“Looking at the sunken brick compound of the Friendship Centre, one is reminded of the archaeological remains of the nearby Vasu Bihara Buddhist temple, built during the third and fourth century. The Friendship Centre blurs the boundaries between an archaeological site and an architectural and landscape project. Through its configuration and its use of grassed rooftops it becomes part and parcel of the surrounding landscape. This grounding is both literal and metaphorical. The quadrilateral layout and the skilful brickwork reflect continuity with local architectural traditions.”
“The integrative design approach is registered in every aspect of the project, and at every scale. The imbrication of outdoor and indoor spaces, together with the treatment of the roofscape, make this an unusual and innovative building. With its spaces sunk into the ground and the vegetation growing on its roofs, the compound blends beautifully into the natural surroundings. Its relationship to the landscape and to history and archaeology is remarkable in every way.”
“An attention to detail, to the human scale, is expressed in the simplicity of the well-designed furniture, in the creation of a series of small pavilions and reflecting pools, and in the landscaping elements. All help to create a friendly atmosphere, supporting the building’s function of empowering a marginalised rural community living on a
precarious flood plain.”
“While every aspect of this project is local – local inspiration, local builders, local materials, local architect, local NGO – its architectural value and qualities are undeniably universal and merit both appreciation and attention.”

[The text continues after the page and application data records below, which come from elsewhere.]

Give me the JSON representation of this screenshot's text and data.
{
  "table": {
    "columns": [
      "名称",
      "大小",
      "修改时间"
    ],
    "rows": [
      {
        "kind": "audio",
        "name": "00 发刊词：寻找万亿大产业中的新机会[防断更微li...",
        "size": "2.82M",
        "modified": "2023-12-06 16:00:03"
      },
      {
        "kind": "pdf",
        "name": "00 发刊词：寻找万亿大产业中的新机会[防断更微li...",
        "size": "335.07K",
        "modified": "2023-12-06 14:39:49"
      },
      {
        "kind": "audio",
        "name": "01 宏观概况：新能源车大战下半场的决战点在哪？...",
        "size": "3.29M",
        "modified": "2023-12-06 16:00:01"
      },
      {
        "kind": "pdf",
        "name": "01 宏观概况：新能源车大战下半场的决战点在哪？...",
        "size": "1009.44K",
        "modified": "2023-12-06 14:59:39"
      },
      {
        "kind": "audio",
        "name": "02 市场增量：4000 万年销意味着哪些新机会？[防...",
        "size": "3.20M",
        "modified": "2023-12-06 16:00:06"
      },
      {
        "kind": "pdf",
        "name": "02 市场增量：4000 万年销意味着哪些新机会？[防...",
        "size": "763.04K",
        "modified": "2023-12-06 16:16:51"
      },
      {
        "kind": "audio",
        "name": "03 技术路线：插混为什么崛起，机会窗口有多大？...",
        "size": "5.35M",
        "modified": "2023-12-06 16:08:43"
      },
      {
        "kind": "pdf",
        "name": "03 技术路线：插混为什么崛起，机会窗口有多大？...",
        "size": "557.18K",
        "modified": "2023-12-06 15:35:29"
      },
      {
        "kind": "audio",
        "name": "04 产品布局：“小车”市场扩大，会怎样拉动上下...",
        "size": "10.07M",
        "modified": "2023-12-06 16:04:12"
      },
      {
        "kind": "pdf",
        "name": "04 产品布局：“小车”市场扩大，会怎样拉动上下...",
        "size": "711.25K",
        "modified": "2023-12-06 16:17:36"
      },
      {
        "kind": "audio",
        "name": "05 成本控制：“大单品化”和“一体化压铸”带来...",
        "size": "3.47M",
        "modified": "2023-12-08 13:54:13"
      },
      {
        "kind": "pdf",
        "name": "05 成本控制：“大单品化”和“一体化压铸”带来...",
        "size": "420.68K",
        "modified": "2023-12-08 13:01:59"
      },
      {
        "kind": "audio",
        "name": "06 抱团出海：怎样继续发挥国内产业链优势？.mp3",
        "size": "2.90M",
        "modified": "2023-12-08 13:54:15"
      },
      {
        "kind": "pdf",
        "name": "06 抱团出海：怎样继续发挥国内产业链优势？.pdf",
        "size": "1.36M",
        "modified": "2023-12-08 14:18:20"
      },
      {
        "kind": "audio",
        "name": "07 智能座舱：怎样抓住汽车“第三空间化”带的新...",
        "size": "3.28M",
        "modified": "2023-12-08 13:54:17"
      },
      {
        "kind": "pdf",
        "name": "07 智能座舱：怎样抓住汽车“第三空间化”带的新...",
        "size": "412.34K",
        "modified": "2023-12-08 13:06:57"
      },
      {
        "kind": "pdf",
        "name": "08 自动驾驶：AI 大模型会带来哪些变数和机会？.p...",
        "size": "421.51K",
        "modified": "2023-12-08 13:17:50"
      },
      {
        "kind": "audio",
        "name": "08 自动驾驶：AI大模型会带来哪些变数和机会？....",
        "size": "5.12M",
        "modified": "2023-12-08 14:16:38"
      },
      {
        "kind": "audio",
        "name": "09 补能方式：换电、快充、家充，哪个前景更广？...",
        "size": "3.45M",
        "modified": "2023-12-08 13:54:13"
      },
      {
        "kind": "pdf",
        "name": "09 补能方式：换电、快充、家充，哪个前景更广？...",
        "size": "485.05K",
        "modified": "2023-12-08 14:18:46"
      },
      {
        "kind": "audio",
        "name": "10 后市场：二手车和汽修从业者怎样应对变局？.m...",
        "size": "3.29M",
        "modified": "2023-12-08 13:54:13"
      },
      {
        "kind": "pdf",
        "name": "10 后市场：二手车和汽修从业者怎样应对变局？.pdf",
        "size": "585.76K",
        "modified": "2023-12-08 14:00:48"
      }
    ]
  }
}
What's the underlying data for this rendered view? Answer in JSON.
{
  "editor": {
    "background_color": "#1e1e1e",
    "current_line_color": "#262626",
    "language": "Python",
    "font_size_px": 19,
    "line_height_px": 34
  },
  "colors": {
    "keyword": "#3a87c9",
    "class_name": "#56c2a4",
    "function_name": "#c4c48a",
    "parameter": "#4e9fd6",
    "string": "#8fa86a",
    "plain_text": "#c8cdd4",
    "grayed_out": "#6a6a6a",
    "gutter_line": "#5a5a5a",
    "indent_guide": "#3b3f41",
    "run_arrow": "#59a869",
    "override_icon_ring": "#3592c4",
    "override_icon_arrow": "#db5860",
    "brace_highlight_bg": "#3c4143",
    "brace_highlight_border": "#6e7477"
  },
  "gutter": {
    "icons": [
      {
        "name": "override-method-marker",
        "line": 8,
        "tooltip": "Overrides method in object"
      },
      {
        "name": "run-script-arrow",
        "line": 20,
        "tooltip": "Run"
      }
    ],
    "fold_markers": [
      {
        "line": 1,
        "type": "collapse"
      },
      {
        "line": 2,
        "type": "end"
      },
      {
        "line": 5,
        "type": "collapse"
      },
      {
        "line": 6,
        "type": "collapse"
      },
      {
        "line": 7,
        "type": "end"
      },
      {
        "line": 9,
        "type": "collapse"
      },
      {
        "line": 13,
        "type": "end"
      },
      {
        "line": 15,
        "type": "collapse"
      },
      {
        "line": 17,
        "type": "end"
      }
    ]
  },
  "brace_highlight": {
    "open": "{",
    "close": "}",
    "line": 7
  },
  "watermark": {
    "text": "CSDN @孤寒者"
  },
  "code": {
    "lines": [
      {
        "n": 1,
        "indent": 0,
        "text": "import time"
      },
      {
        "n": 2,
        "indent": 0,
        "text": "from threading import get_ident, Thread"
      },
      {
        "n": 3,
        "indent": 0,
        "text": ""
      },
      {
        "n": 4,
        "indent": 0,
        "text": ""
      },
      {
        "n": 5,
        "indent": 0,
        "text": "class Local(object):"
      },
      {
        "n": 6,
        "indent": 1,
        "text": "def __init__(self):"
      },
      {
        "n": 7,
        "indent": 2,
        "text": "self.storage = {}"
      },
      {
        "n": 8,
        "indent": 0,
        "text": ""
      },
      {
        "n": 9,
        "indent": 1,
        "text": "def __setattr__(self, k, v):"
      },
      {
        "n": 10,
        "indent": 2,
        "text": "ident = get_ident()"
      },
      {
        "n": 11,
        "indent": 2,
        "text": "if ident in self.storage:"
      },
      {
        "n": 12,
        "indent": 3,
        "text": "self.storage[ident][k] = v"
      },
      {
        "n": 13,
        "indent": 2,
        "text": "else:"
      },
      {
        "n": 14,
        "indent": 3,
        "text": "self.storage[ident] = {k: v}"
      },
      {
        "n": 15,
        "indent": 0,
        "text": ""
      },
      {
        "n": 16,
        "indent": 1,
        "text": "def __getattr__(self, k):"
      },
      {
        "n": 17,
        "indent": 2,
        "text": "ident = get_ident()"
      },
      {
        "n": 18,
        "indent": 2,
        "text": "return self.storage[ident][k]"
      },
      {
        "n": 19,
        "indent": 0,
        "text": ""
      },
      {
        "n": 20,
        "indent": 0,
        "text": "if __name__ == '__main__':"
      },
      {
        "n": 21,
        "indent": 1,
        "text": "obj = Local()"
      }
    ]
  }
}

About Kashef Chowdhury – www.kashefchowdhury -urbana.com
The son of a civil engineer, Kashef Mahboob Chowdhury graduated in architecture from the Bangladesh University of Engineering and Technology (BUET) in 1995. He established the practice URBANA in partnership in 1995 and, from 2004, has continued as the sole principal of the firm. He has a studio-based practice whose works find root in history with a strong emphasis on climate, materials and context – both natural and human. Projects in the studio are given extended time for research so as to reach a high level of innovation and original expression. Works range from the conversion of a ship and low-cost raised settlements in “chars” to a training centre, mosque, art gallery, museum, residences and multi-family housing, as well as corporate head offices.
Kashef Chowdhury teaches both at home and abroad. In 2006, he attended a Glenn Murcutt masterclass in Sydney, Australia. He also takes an active interest in art and has worked as a professional photographer. Chowdury has designed and published three books: Around Dhaka, 2004; Plot Number Fifty Six, 2009 and The Night of Fifteen November, 2011 – a photographic and recorded account of some survivors of Cyclone Sidr in the coastal areas of Bangladesh.
|Built area||3,053 m2|
|Design||May 2008 – December 2010|
|Construction||December 2010 – December 2011|
Aga Khan Award for Architecture Website
2016 Nominated Projects
Researched & Compiled by Arif Ali